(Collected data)
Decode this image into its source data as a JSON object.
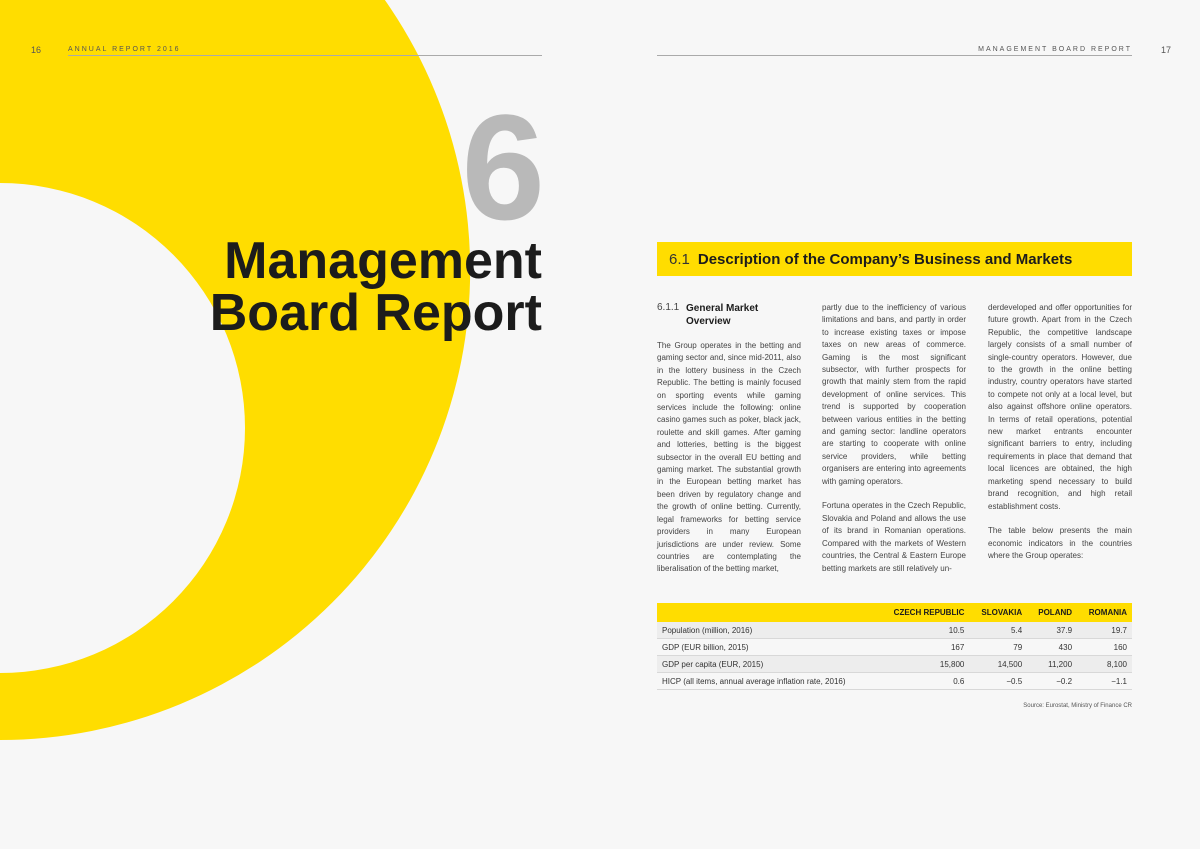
{
  "colors": {
    "accent": "#ffdd00",
    "chapter_number": "#b9b9b9",
    "text": "#1c1c1c"
  },
  "left_page": {
    "page_number": "16",
    "running_head": "ANNUAL REPORT 2016",
    "chapter_number": "6",
    "chapter_title_line1": "Management",
    "chapter_title_line2": "Board Report"
  },
  "right_page": {
    "page_number": "17",
    "running_head": "MANAGEMENT BOARD REPORT",
    "section": {
      "number": "6.1",
      "title": "Description of the Company’s Business and Markets"
    },
    "subsection": {
      "number": "6.1.1",
      "title": "General Market Overview"
    },
    "col1_p1": "The Group operates in the betting and gaming sector and, since mid-2011, also in the lottery business in the Czech Republic. The betting is mainly focused on sporting events while gaming services include the following: online casino games such as poker, black jack, roulette and skill games. After gaming and lotteries, betting is the biggest subsector in the overall EU betting and gaming market. The substantial growth in the European betting market has been driven by regulatory change and the growth of online betting. Currently, legal frameworks for betting service providers in many European jurisdictions are under review. Some countries are contemplating the liberalisation of the betting market,",
    "col2_p1": "partly due to the inefficiency of various limitations and bans, and partly in order to increase existing taxes or impose taxes on new areas of commerce. Gaming is the most significant subsector, with further prospects for growth that mainly stem from the rapid development of online services. This trend is supported by cooperation between various entities in the betting and gaming sector: landline operators are starting to cooperate with online service providers, while betting organisers are entering into agreements with gaming operators.",
    "col2_p2": "Fortuna operates in the Czech Republic, Slovakia and Poland and allows the use of its brand in Romanian operations. Compared with the markets of Western countries, the Central & Eastern Europe betting markets are still relatively un-",
    "col3_p1": "derdeveloped and offer opportunities for future growth. Apart from in the Czech Republic, the competitive landscape largely consists of a small number of single-country operators. However, due to the growth in the online betting industry, country operators have started to compete not only at a local level, but also against offshore online operators. In terms of retail operations, potential new market entrants encounter significant barriers to entry, including requirements in place that demand that local licences are obtained, the high marketing spend necessary to build brand recognition, and high retail establishment costs.",
    "col3_p2": "The table below presents the main economic indicators in the countries where the Group operates:",
    "table": {
      "headers": [
        "",
        "CZECH REPUBLIC",
        "SLOVAKIA",
        "POLAND",
        "ROMANIA"
      ],
      "rows": [
        [
          "Population (million, 2016)",
          "10.5",
          "5.4",
          "37.9",
          "19.7"
        ],
        [
          "GDP (EUR billion, 2015)",
          "167",
          "79",
          "430",
          "160"
        ],
        [
          "GDP per capita (EUR, 2015)",
          "15,800",
          "14,500",
          "11,200",
          "8,100"
        ],
        [
          "HICP (all items, annual average inflation rate, 2016)",
          "0.6",
          "−0.5",
          "−0.2",
          "−1.1"
        ]
      ]
    },
    "source": "Source: Eurostat, Ministry of Finance CR"
  }
}
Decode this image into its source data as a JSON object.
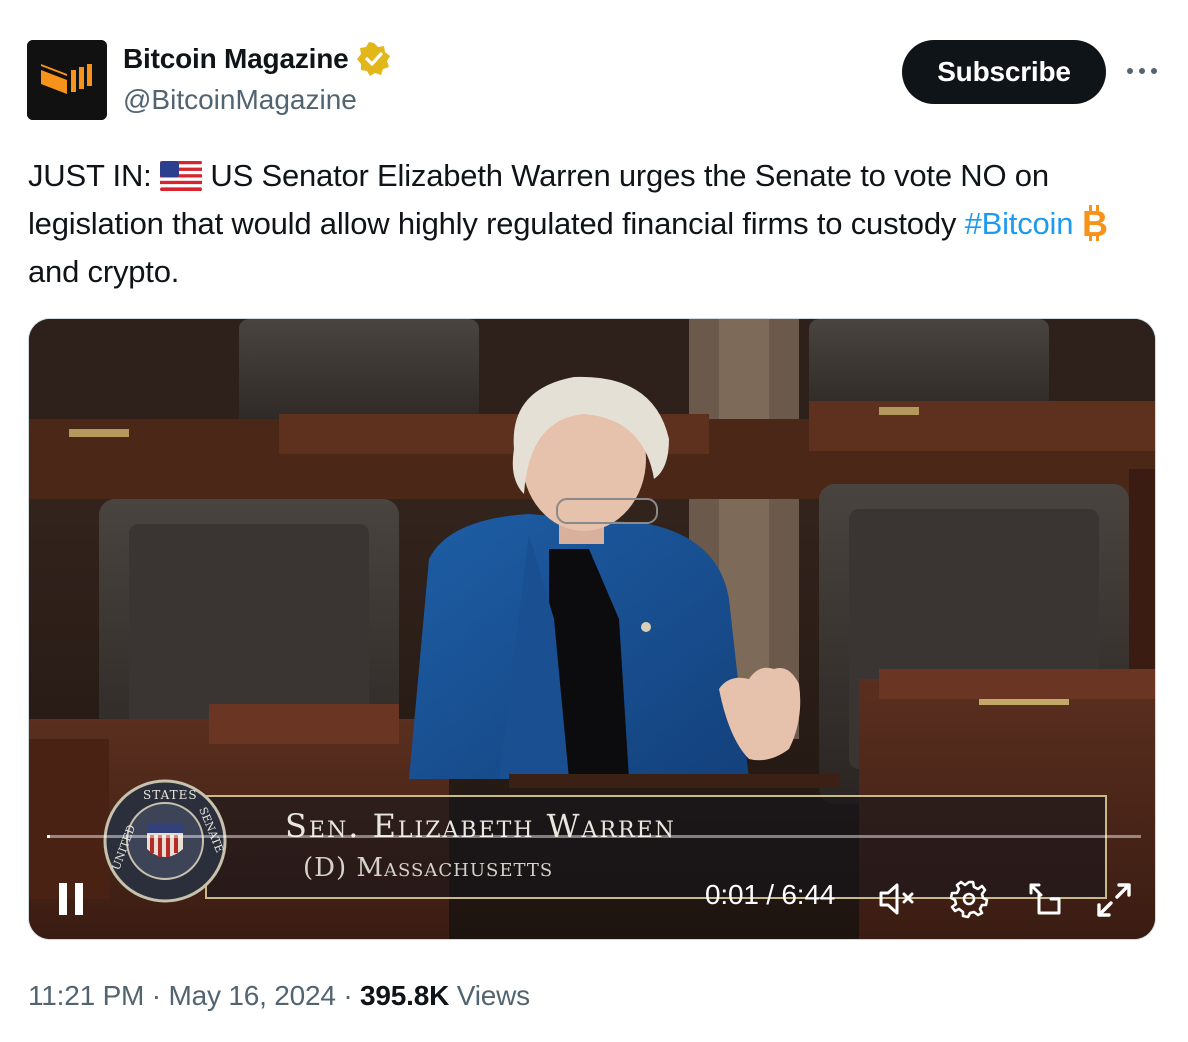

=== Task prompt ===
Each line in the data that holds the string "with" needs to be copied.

=== Output of the task ===
    "col2_p1": "partly due to the inefficiency of various limitations and bans, and partly in order to increase existing taxes or impose taxes on new areas of commerce. Gaming is the most significant subsector, with further prospects for growth that mainly stem from the rapid development of online services. This trend is supported by cooperation between various entities in the betting and gaming sector: landline operators are starting to cooperate with online service providers, while betting organisers are entering into agreements with gaming operators.",
    "col2_p2": "Fortuna operates in the Czech Republic, Slovakia and Poland and allows the use of its brand in Romanian operations. Compared with the markets of Western countries, the Central & Eastern Europe betting markets are still relatively un-",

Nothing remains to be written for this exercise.